As the title of the work suggests, what MacDonald seeks in the video component is a visual manifestation of what film theoreticians working in the realm of sound call the mise-en-bande—a less reductive term than soundtrack, which on a figurative level sees the manifold layers of sound compressed into one homogeneous track. In doing so, MacDonald proffers a break from the traditional hierarchy of image over sound, but here, though she moves into a more experimental mode than with XXIX, the visual text remains fairly traditional in its tropes, employing a series of graphic patterns and loops and squiggles to mimic the modulations of the voice. And so despite the fact that in performing at festivals like Mutek and SOUNDplay MacDonald has become part of the discourse surrounding electronic art and music, what seems to resonate most is about as far from the realm of new media and technology as one can imagine: the power and possibilities of the human voice.
A similar tension exists in the pieces MacDonald has created outside of her performative projects.
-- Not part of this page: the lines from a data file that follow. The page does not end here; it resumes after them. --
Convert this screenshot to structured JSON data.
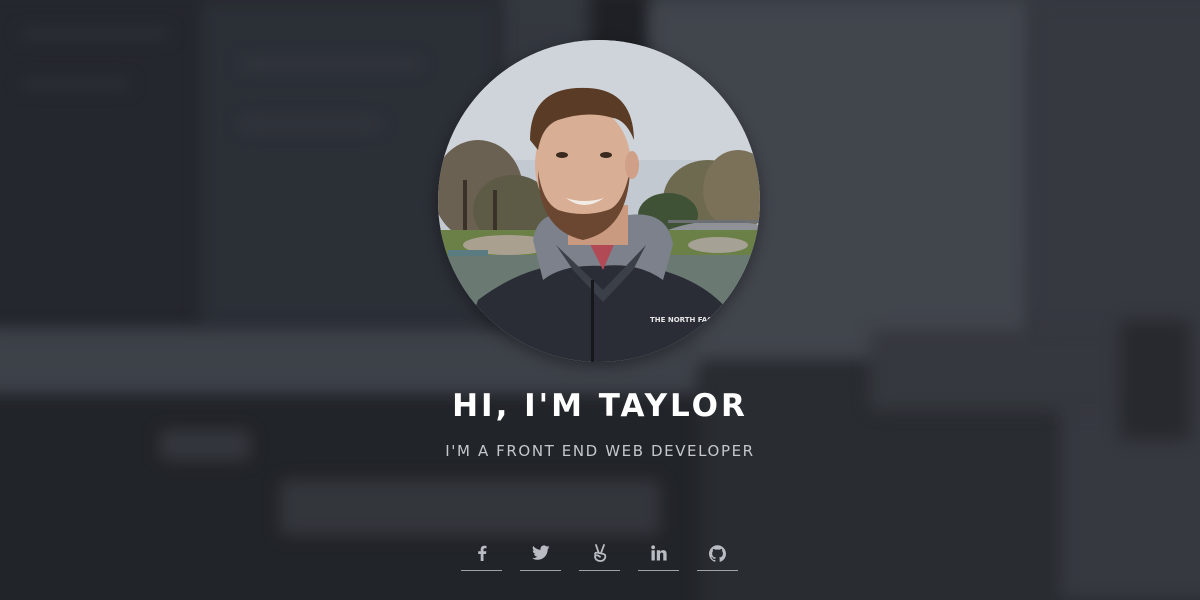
{
  "hero": {
    "title": "HI, I'M TAYLOR",
    "subtitle": "I'M A FRONT END WEB DEVELOPER"
  },
  "avatar": {
    "alt": "Profile photo",
    "jacket_logo": "THE NORTH FACE"
  },
  "social": {
    "links": [
      {
        "icon": "facebook-icon",
        "label": "Facebook"
      },
      {
        "icon": "twitter-icon",
        "label": "Twitter"
      },
      {
        "icon": "angellist-icon",
        "label": "AngelList"
      },
      {
        "icon": "linkedin-icon",
        "label": "LinkedIn"
      },
      {
        "icon": "github-icon",
        "label": "GitHub"
      }
    ]
  },
  "colors": {
    "title": "#ffffff",
    "subtitle": "#c4c8cd",
    "icon": "#b9bdc3",
    "underline": "#a0a4aa"
  }
}
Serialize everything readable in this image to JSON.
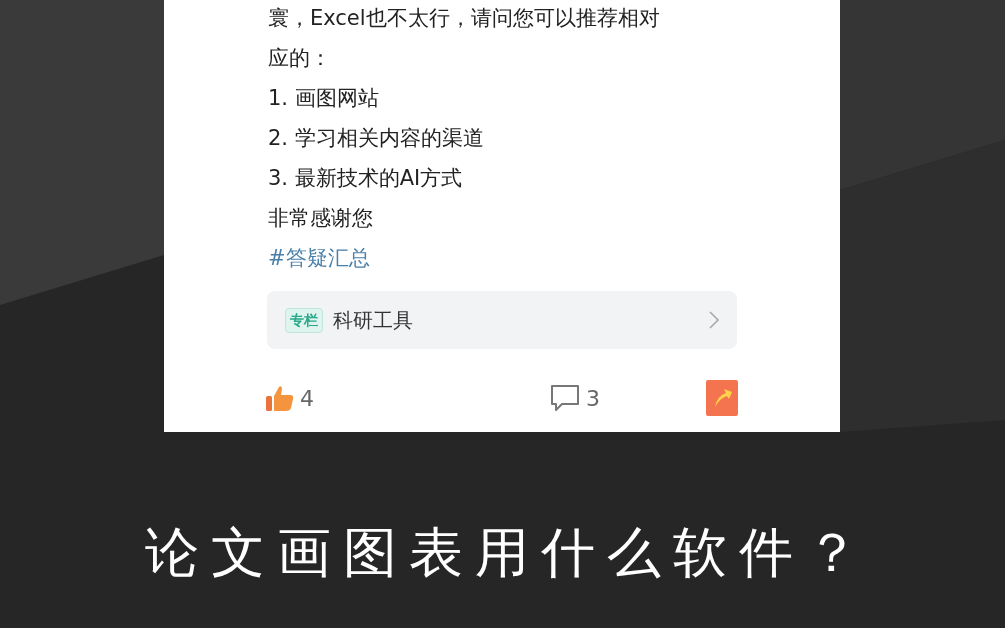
{
  "post": {
    "lines": [
      "寰，Excel也不太行，请问您可以推荐相对",
      "应的：",
      "1. 画图网站",
      "2. 学习相关内容的渠道",
      "3. 最新技术的AI方式",
      "非常感谢您"
    ],
    "hashtag": "#答疑汇总",
    "column": {
      "badge": "专栏",
      "title": "科研工具"
    },
    "actions": {
      "likes": "4",
      "comments": "3"
    }
  },
  "caption": "论文画图表用什么软件？"
}
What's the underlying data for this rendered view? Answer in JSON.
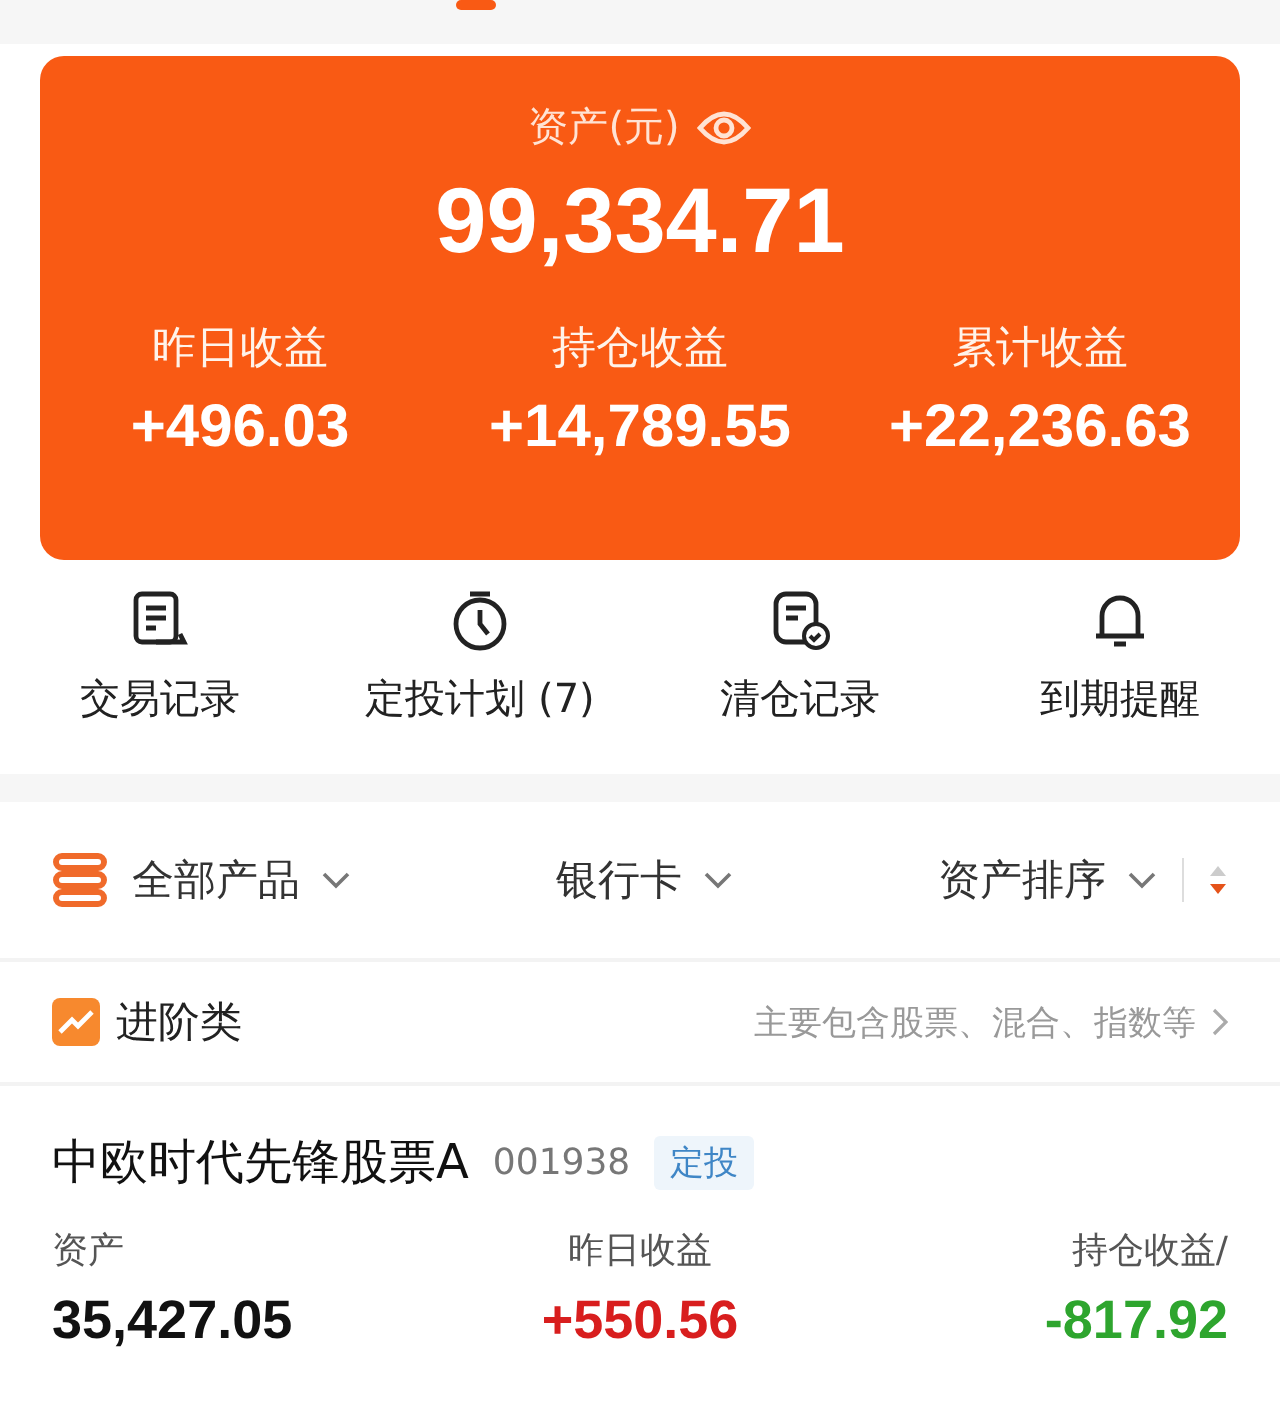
{
  "summary": {
    "label": "资产(元)",
    "total": "99,334.71",
    "stats": [
      {
        "label": "昨日收益",
        "value": "+496.03"
      },
      {
        "label": "持仓收益",
        "value": "+14,789.55"
      },
      {
        "label": "累计收益",
        "value": "+22,236.63"
      }
    ]
  },
  "actions": [
    {
      "kind": "receipt",
      "label": "交易记录"
    },
    {
      "kind": "timer",
      "label": "定投计划 (7)"
    },
    {
      "kind": "doccheck",
      "label": "清仓记录"
    },
    {
      "kind": "bell",
      "label": "到期提醒"
    }
  ],
  "filters": [
    {
      "label": "全部产品"
    },
    {
      "label": "银行卡"
    },
    {
      "label": "资产排序"
    }
  ],
  "category": {
    "title": "进阶类",
    "hint": "主要包含股票、混合、指数等"
  },
  "fund": {
    "name": "中欧时代先锋股票A",
    "code": "001938",
    "tag": "定投",
    "metrics": [
      {
        "label": "资产",
        "value": "35,427.05",
        "color": "#111111"
      },
      {
        "label": "昨日收益",
        "value": "+550.56",
        "color": "#d81e1e"
      },
      {
        "label": "持仓收益/",
        "value": "-817.92",
        "color": "#2ea52e"
      }
    ]
  }
}
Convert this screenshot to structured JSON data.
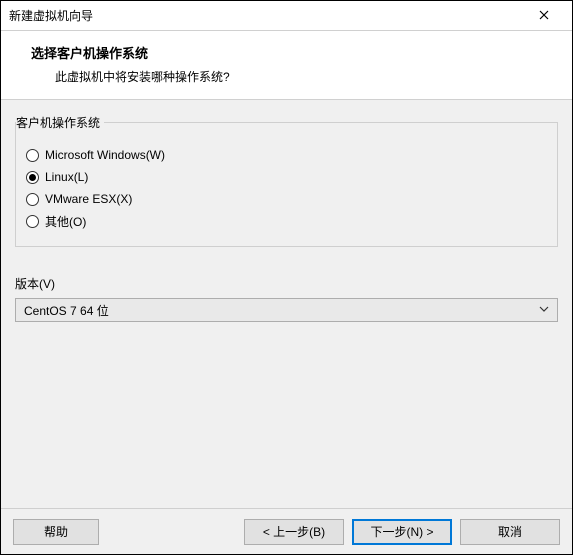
{
  "window": {
    "title": "新建虚拟机向导"
  },
  "header": {
    "title": "选择客户机操作系统",
    "subtitle": "此虚拟机中将安装哪种操作系统?"
  },
  "group": {
    "legend": "客户机操作系统",
    "options": [
      {
        "label": "Microsoft Windows(W)",
        "checked": false
      },
      {
        "label": "Linux(L)",
        "checked": true
      },
      {
        "label": "VMware ESX(X)",
        "checked": false
      },
      {
        "label": "其他(O)",
        "checked": false
      }
    ]
  },
  "version": {
    "label": "版本(V)",
    "selected": "CentOS 7 64 位"
  },
  "footer": {
    "help": "帮助",
    "back": "< 上一步(B)",
    "next": "下一步(N) >",
    "cancel": "取消"
  }
}
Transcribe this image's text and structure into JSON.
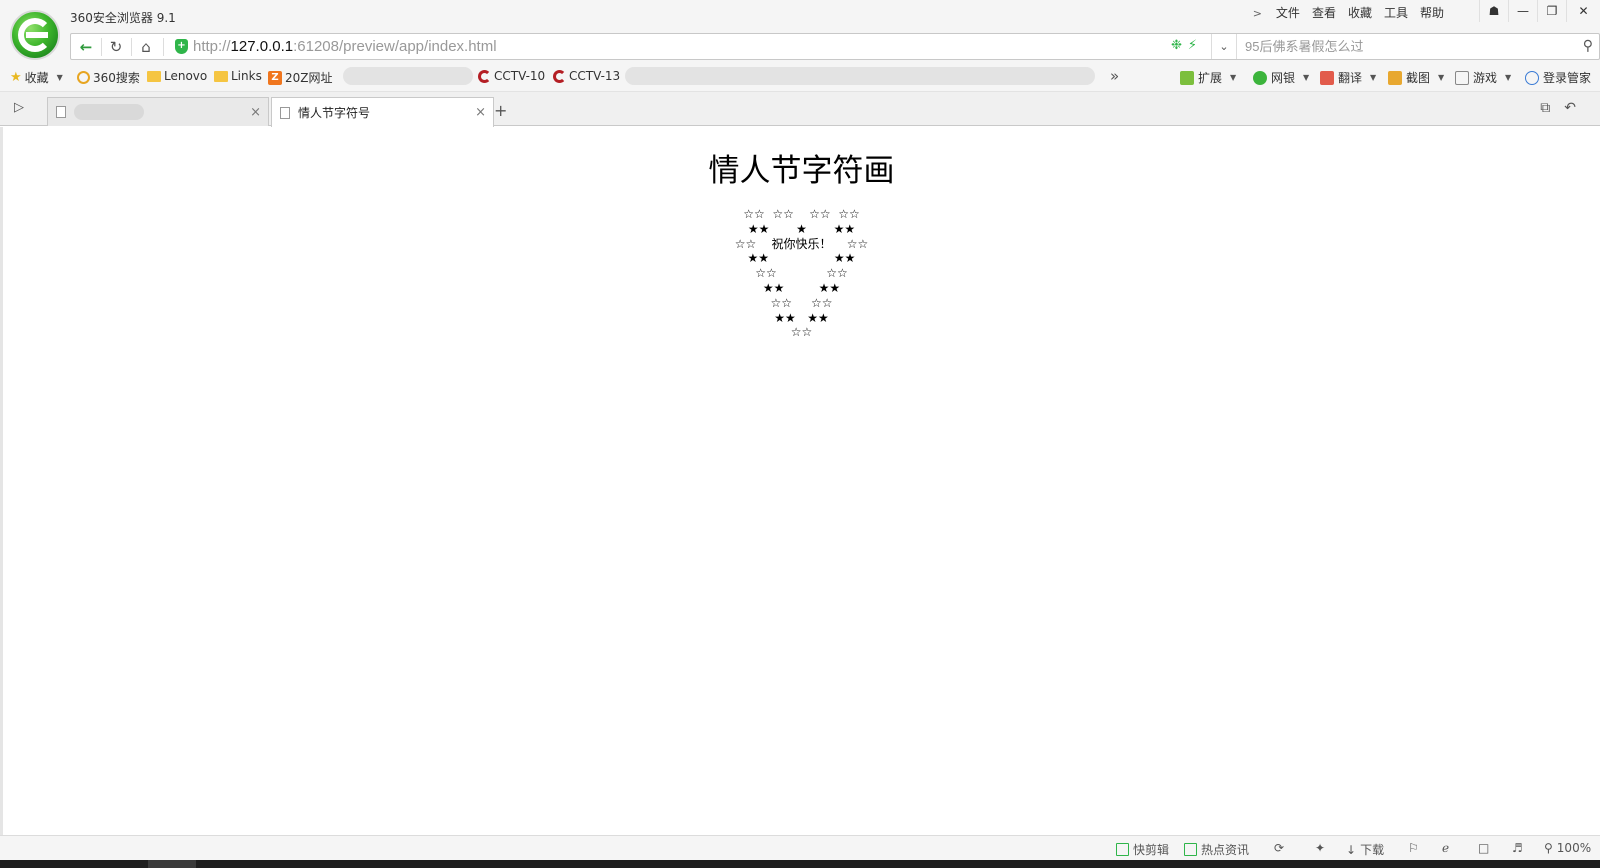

In videos like ad superni and nenia sirenes, both from 2008, the visuals function as a sort of hypnotist's pendulum. They do not imagine or interpret the ideas or themes in the music, but simply busy the eye, and in doing so, work to free up the brain from having to process what it is seeing and to focus solely on the mise-en-bande. To listen to the music with the eyes closed is to experience the work in a similar manner, as the mind is set free to create its own visualizations of the audio text. To watch the videos in silence creates an experience altogether different, for the images in isolation, with their psychedelic patterns and digital tropes suggest an entirely different kind of audio accompaniment, and so the sudden introduction of the soundtrack creates a sense of surprise in the viewer, containing as it does these references to the music of a time long past.
Where MacDonald and her projects go from here has yet to be determined. For though she studied art and design in college, it is only in the last few years that she has begun to make these forays into the visual and digital realm. This year, she has embarked on a period of study and experimentation as a resident of the Canadian Film Centre’s Media Lab in a program focusing on interactivity in media and art. How this notion of interactivity will find its manifestation in MacDonald’s work remains to be seen, as she is not currently in development on any new projects, but it seems safe to say that it too will be used to expand the limits of the human voice in its analogue form, and to subvert the expectations inherent in new technologies through interpretations of the distant past.
Stacey DeWolfe is a freelance writer and filmmaker living in Montreal. She has written for C Magazine and is an arts writer for the Montreal Mirror and Akimbo. She is also the author of Sound Affects: Sado-Masochism and Sensation in Lars von Trier’s Breaking the Waves and Dancer in the Dark.